What you are asked to do. Gather all lines in the entries that include the word "title".
+--
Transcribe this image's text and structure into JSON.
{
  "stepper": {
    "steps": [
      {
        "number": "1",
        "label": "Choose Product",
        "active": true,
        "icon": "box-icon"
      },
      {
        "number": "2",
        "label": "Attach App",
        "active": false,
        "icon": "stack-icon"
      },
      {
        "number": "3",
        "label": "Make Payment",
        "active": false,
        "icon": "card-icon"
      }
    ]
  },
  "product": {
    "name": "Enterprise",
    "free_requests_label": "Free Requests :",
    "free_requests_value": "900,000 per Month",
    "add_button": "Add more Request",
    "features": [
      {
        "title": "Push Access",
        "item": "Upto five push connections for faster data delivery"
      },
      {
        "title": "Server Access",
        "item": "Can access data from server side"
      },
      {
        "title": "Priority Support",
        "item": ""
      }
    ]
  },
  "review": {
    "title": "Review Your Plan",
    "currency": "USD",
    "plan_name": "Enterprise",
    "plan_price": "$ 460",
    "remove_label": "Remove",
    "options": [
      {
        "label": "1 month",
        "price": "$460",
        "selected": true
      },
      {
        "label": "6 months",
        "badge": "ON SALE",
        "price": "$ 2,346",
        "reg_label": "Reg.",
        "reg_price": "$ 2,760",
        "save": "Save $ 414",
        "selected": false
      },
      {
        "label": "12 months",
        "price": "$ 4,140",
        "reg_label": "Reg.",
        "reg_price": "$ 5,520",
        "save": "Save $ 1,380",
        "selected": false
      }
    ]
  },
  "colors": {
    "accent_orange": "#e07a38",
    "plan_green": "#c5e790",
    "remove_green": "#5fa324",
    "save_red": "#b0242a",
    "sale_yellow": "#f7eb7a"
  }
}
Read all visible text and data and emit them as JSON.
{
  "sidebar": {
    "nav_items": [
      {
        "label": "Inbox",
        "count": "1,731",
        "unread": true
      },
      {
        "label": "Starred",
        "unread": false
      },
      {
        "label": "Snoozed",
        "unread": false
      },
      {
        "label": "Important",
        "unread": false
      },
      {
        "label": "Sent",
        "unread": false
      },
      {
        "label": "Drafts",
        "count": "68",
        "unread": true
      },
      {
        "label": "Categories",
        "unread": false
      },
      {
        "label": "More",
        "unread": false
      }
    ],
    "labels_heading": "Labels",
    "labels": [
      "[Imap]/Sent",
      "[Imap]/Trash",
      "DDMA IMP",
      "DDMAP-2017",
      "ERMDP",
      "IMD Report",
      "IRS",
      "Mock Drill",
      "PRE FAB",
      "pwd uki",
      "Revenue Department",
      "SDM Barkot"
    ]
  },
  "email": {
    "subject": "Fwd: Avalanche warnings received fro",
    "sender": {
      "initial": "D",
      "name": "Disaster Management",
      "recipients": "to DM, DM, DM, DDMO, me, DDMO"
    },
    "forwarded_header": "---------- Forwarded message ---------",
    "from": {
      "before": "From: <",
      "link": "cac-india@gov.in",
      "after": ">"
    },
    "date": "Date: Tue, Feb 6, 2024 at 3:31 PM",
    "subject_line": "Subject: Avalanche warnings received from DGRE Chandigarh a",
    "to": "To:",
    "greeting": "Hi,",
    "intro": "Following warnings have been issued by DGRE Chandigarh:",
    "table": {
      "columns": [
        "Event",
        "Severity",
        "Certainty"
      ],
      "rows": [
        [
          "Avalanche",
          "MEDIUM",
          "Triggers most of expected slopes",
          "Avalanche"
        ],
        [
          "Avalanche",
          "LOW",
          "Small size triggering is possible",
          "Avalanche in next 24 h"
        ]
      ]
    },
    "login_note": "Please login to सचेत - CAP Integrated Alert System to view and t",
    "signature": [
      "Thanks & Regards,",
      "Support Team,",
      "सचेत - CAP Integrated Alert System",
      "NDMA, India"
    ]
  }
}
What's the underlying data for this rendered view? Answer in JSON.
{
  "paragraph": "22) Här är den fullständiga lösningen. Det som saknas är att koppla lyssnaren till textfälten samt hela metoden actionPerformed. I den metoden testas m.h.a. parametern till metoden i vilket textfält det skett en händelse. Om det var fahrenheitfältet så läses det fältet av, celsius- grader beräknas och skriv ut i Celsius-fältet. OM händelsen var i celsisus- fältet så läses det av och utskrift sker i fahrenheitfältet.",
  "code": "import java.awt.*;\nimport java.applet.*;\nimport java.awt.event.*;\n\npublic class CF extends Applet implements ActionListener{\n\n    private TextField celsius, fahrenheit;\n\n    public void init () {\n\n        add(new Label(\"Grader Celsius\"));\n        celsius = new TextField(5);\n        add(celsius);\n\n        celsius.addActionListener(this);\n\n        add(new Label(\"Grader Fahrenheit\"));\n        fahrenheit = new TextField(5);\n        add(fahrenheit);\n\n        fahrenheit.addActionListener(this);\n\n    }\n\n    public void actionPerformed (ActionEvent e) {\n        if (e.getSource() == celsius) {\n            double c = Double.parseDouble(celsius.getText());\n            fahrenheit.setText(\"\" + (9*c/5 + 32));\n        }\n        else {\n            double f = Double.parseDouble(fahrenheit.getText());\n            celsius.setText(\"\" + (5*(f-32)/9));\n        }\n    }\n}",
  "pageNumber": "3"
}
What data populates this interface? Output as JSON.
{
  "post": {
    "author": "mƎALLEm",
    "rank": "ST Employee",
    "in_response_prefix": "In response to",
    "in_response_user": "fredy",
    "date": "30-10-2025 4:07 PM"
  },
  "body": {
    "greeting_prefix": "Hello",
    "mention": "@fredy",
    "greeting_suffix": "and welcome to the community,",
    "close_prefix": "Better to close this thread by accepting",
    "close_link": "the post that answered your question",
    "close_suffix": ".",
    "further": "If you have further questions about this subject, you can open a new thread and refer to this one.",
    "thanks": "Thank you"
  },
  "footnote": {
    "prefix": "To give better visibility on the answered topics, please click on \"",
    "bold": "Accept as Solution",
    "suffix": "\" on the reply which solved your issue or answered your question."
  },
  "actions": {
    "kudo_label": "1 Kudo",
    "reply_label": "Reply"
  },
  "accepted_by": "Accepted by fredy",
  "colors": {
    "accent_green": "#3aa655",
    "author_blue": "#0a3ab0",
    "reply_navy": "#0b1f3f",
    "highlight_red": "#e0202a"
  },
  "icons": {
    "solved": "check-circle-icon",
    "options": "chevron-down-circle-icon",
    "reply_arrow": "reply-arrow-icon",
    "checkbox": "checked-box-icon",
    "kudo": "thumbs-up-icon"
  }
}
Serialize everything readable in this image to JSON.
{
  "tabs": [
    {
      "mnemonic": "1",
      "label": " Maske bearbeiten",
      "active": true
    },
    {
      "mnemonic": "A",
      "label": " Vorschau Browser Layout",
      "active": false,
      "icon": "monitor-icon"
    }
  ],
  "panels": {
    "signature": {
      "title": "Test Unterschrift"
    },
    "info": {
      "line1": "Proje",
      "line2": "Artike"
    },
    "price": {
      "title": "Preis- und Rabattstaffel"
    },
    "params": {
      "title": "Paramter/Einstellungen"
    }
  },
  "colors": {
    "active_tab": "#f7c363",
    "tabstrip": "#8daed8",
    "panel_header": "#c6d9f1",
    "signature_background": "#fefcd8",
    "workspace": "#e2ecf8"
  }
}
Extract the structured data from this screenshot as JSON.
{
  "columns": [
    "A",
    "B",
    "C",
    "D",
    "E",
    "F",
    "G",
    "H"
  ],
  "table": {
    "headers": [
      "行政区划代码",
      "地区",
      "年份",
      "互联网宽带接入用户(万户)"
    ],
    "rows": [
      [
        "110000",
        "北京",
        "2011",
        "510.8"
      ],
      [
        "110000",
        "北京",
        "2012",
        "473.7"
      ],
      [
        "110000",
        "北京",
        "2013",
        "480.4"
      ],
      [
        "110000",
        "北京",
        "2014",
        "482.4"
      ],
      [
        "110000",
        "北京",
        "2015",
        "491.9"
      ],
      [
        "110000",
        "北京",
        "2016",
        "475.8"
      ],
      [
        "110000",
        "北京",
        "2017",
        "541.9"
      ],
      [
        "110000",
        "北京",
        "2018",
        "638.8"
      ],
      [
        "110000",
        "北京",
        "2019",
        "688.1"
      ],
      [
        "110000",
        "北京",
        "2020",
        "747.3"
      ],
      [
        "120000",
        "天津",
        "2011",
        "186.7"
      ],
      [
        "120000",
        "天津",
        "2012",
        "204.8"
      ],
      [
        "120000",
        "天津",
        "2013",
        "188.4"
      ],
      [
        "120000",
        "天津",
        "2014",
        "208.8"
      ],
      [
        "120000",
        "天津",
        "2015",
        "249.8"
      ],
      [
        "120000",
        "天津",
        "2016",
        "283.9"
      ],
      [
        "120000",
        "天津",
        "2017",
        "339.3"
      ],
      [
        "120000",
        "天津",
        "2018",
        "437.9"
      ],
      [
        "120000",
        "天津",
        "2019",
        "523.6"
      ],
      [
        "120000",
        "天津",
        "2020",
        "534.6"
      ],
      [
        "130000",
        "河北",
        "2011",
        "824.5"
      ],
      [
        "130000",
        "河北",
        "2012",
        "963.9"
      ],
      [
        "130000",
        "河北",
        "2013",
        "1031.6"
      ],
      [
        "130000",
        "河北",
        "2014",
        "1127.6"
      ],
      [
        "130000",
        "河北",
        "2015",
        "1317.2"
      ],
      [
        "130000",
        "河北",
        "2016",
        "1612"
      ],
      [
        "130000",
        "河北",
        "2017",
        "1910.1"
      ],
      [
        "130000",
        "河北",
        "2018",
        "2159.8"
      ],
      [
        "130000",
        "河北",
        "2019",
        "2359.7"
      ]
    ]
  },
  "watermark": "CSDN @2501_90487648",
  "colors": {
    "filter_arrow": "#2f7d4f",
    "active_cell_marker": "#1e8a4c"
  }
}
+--
Task answer.
        "title": "Push Access",
        "title": "Server Access",
        "title": "Priority Support",
    "title": "Review Your Plan",
      "title": "Test Unterschrift"
      "title": "Preis- und Rabattstaffel"
      "title": "Paramter/Einstellungen"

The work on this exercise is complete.